1 in 10 people over 65 and older have Alzheimer’s dementia and almost 2/3 of Americans with Alzheimer’s are women.
4. Expect the unexpected
Sudden illness may strike, leaving you with your pants down. Who do you know who has looked forward to their retirement years to catch up on all those postponed house projects and been caught off guard by a stroke or onset of dementia?
5. Get a fresh start now!
Getting organized is like starting a life chapter. The process of decluttering enables you to take stock of your past and make decisions about what you will bring forward into your future. What do you have from your past you’d like to leave behind?
Start organizing today by tackling one small space…a drawer, a shelf or countertop. And reward yourself for your efforts!
The worst time to try and find something is when you need to have it and have little time to find it. Crises strike in many forms – natural disasters, family deaths, sudden moves, illness, divorce. Hindsight is 20-20 and that’s when we often get total clarity about what could have been done to prepare and alleviate some of the stress of the crisis.
You can be one step ahead by finding and organizing critical documents. Believe it or not, we have found all these for clients hiding among hundreds of other papers in drawers, bags, and boxes…
- Titles for cars
- Deductible receipts and statements for the current year
- Grant deeds for owned property
- Passports, birth certificates and death certificates
- Original stock certificates
- Improvement receipts so homeowner could deduct from purchase cost of house to reduce taxable profit
- Genealogy records
- Open bank and credit accounts that had been forgotten
- Will and trust documents
- Life insurance policies
- Contact info for all companies that insurance you
- Social Security card
- Pension and retirement plan records
- Marriage and divorce documents
Many of these can be replaced if lost but often not without cost and hassle.
If you aren’t ready to create an entire filing system at least make sure to create a dedicated home for these essential documents.
Bonus: keep your important documents in something portable that you can grab in an emergency. If all you have is a cardboard box to collect your important documents, use it. Progress is better than perfection!
If you want to go a step further, there are products available to help you capture your vital documents. A few to consider are: FreedomFiler®, Vital Records PORTAVAULT® or Suze Orman’s Protection Portfolio.
“The Freedom Filer kit is fantastic and was easy to move when I evacuated. Everything I needed was there. I love it!” Kathleen, LA wildfire evacuee
See our prior post about how FreedomFiler® works.
Do you know the 3 actions everyone should be prepared to take?

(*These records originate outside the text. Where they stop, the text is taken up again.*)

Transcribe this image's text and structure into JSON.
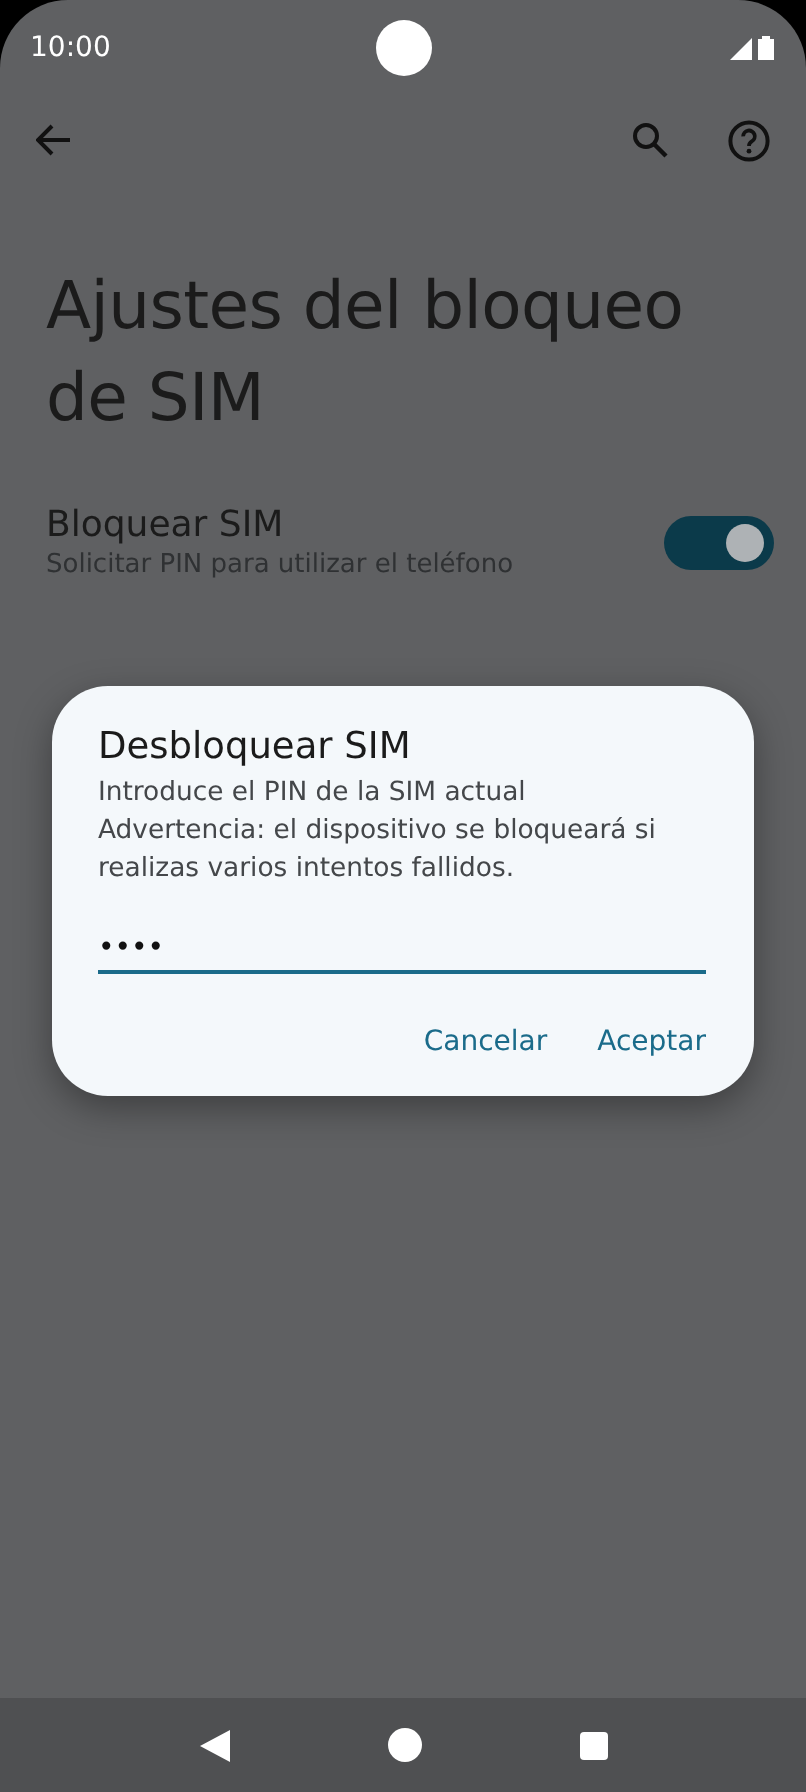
{
  "status_bar": {
    "time": "10:00"
  },
  "page": {
    "title": "Ajustes del bloqueo de SIM"
  },
  "settings": [
    {
      "kind": "switch",
      "title": "Bloquear SIM",
      "summary": "Solicitar PIN para utilizar el teléfono",
      "on": true
    }
  ],
  "dialog": {
    "title": "Desbloquear SIM",
    "message": "Introduce el PIN de la SIM actual\nAdvertencia: el dispositivo se bloqueará si realizas varios intentos fallidos.",
    "pin_field": {
      "value": "••••"
    },
    "buttons": [
      "Cancelar",
      "Aceptar"
    ]
  }
}
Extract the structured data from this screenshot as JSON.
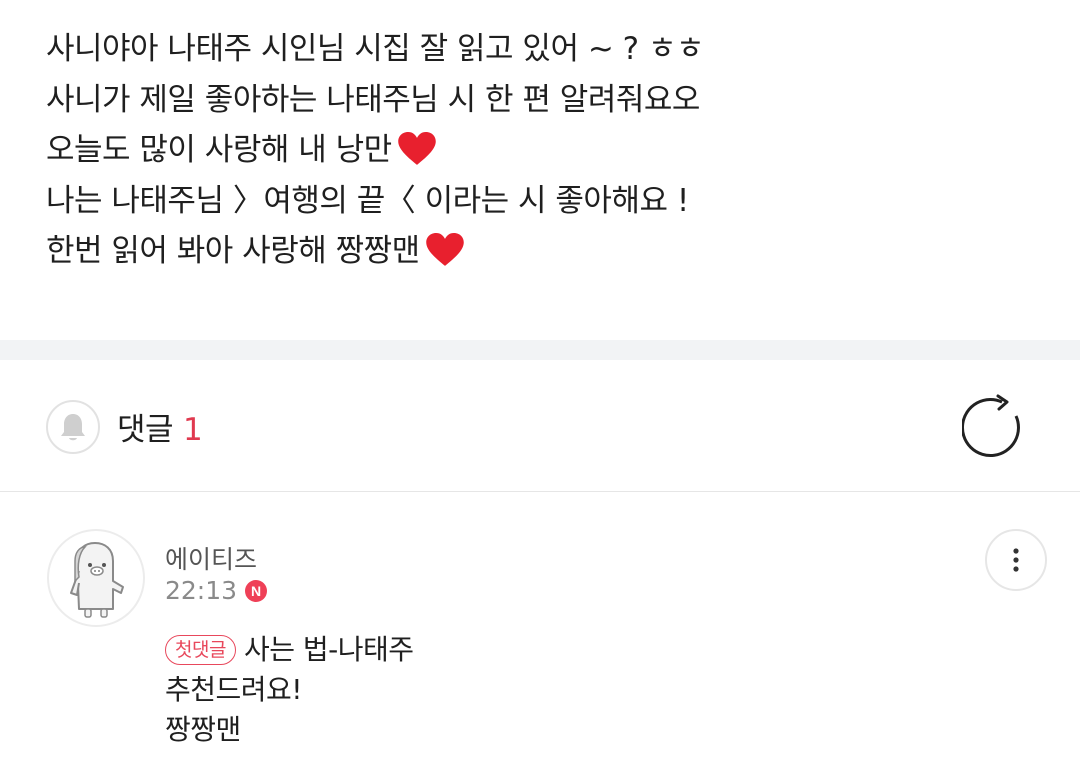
{
  "post": {
    "lines": [
      "사니야아 나태주 시인님 시집 잘 읽고 있어 ~ ? ㅎㅎ",
      "사니가 제일 좋아하는 나태주님 시 한 편 알려줘요오",
      "오늘도 많이 사랑해 내 낭만",
      "나는 나태주님 〉여행의 끝〈 이라는 시 좋아해요 !",
      "한번 읽어 봐아 사랑해 짱짱맨"
    ],
    "heart_color": "#e8202e"
  },
  "comments_section": {
    "title": "댓글",
    "count": "1",
    "bell_icon": "bell-icon",
    "refresh_icon": "refresh-icon",
    "accent_color": "#e0394f"
  },
  "comment": {
    "author": "에이티즈",
    "time": "22:13",
    "new_badge": "N",
    "first_badge": "첫댓글",
    "lines": [
      "사는 법-나태주",
      "추천드려요!",
      "짱짱맨"
    ],
    "more_icon": "more-vertical-icon"
  }
}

National Preparedness Month is a good time to enroll in the San Francisco Chapter of the National Association of Professional Organizers ARE YOU READY? Workshop. This 3-hour afternoon class in San Francisco is geared to professional organizers. But if you are the household manager by default, this is a must-do activity to help you prepare your family for any emergency. Getting systems in place to protect your financial life, your person and your home will give you peace of mind when any disaster strikes.
Empower yourself by learning strategies to:
Shelter, Evacuate & Rebuild
…and have fun mingling with forward-thinking and enthusiastic Professional Organizers who are absorbing the newest techniques for helping people in any situation.
This $99 workshop is being offered at the Hotel Kabuki, San Francisco on Friday, October 17th, 2014 from 1:00 to 4:00 PM with a post-workshop reception.
access REGISTRATION FORM by clicking on this graphic: